2. Ensuring Diverse Juries
The US legal system has a history of all-white juries being expected to provide fair trials to defendants of color during the heights of segregation and other explicit anti-Black laws. Nowadays, social awareness has risen, and pushing for equity and fighting against unconscious bias means educating jurors on implicit bias and engaging more diverse juries (rather than allowing homogeneity to reign). Diversity amongst jurors has similar effects to diversity in other facets of life, such as the workplace. Simply put, more diverse juries are less likely to produce biased verdicts because diversity encourages greater deliberation and produces a more level playing field amongst jurors. In order to ensure verdicts reflect the reality of a case, juries should reflect the reality of our society: diverse in race, age, gender, ethnicity, religion, sexuality, ability, and more.
3. Encouraging Dialogue
A final critical step courts are taking to combat unconscious bias is the simple operation of encouraging dialogue, including but not limited to during voir dire, when a lawyer has an opportunity to question prospective jurors and can thus engage them in discussion of implicit bias. The King County Bar Association eloquently expresses the inherent value of dialogue surrounding unconscious bias:
“[We] can have an intelligent and fruitful conversation with jurors about implicit bias without alienating them or making anyone feel like an idiot. It’s worth the effort, because unconscious bias and stereotypes that lurk below the surface can pose a substantial risk to [a] client’s case.”
When jurors, lawyers, and judges alike are allowed to hold active discussion about implicit bias, it ensures the presentation and judgement of the case at hand is more likely to be equitable and less likely to be underlain by unconscious bias.
Again, awareness of unconscious bias in the courtroom is critical because a person’s future may be at stake, such as facing death or life in prison; even a punishment as seemingly inconsequential as a fine can irreparably damage a defendant’s reputation. And this is only thinking in terms of the legal system! How might unconscious bias affect other aspects of society, including — or perhaps especially — the workplace?
Just as a person’s life can be placed in the hands of a jury, their life can be placed in the hands of an employer, too, as an individual depends on their position for their livelihood and well-being. Efforts must be made to combat unconscious bias in the workplace in ways not dissimilar to the approach of the courts: 1) educate employees at all levels on unconscious bias; 2) ensure diversity in hiring and promotions; and 3) encourage dialogue on the presentation and consequences of implicit bias in the workplace.

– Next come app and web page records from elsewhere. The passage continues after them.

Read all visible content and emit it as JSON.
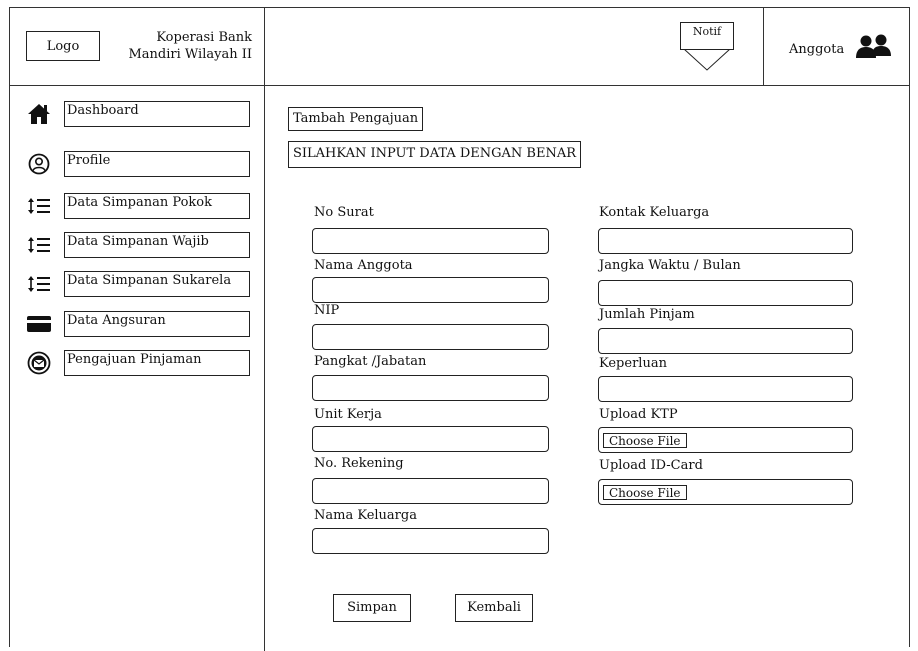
{
  "header": {
    "logo_label": "Logo",
    "brand_line1": "Koperasi Bank",
    "brand_line2": "Mandiri Wilayah II",
    "notif_label": "Notif",
    "user_label": "Anggota"
  },
  "sidebar": {
    "items": [
      {
        "label": "Dashboard",
        "icon": "home-icon"
      },
      {
        "label": "Profile",
        "icon": "user-circle-icon"
      },
      {
        "label": "Data Simpanan Pokok",
        "icon": "sort-list-icon"
      },
      {
        "label": "Data Simpanan Wajib",
        "icon": "sort-list-icon"
      },
      {
        "label": "Data Simpanan Sukarela",
        "icon": "sort-list-icon"
      },
      {
        "label": "Data Angsuran",
        "icon": "card-icon"
      },
      {
        "label": "Pengajuan Pinjaman",
        "icon": "envelope-circle-icon"
      }
    ]
  },
  "main": {
    "title": "Tambah Pengajuan",
    "notice": "SILAHKAN INPUT DATA DENGAN BENAR",
    "form": {
      "left": [
        {
          "label": "No Surat",
          "value": ""
        },
        {
          "label": "Nama Anggota",
          "value": ""
        },
        {
          "label": "NIP",
          "value": ""
        },
        {
          "label": "Pangkat /Jabatan",
          "value": ""
        },
        {
          "label": "Unit Kerja",
          "value": ""
        },
        {
          "label": "No. Rekening",
          "value": ""
        },
        {
          "label": "Nama Keluarga",
          "value": ""
        }
      ],
      "right": [
        {
          "label": "Kontak Keluarga",
          "value": ""
        },
        {
          "label": "Jangka Waktu / Bulan",
          "value": ""
        },
        {
          "label": "Jumlah Pinjam",
          "value": ""
        },
        {
          "label": "Keperluan",
          "value": ""
        }
      ],
      "uploads": [
        {
          "label": "Upload KTP",
          "button": "Choose File"
        },
        {
          "label": "Upload ID-Card",
          "button": "Choose File"
        }
      ]
    },
    "save_label": "Simpan",
    "back_label": "Kembali"
  }
}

At the end of the day, the path we must take to combat unconscious bias is a road worth travelling, no matter how rocky it may be. With education and dedication, we can foster a culture of inclusion in the courts, the workplace, and in every aspect of our lives.
Dima Ghawi is the founder of a global talent development company with a primary mission for advancing individuals in leadership. Through keynote speeches, training programs and executive coaching, Dima has empowered thousands of professionals across the globe to expand their leadership potential. In addition, she provides guidance to business executives to develop diversity, equity, and inclusion strategies and to implement a multi-year plan for advancing quality leaders from within the organization.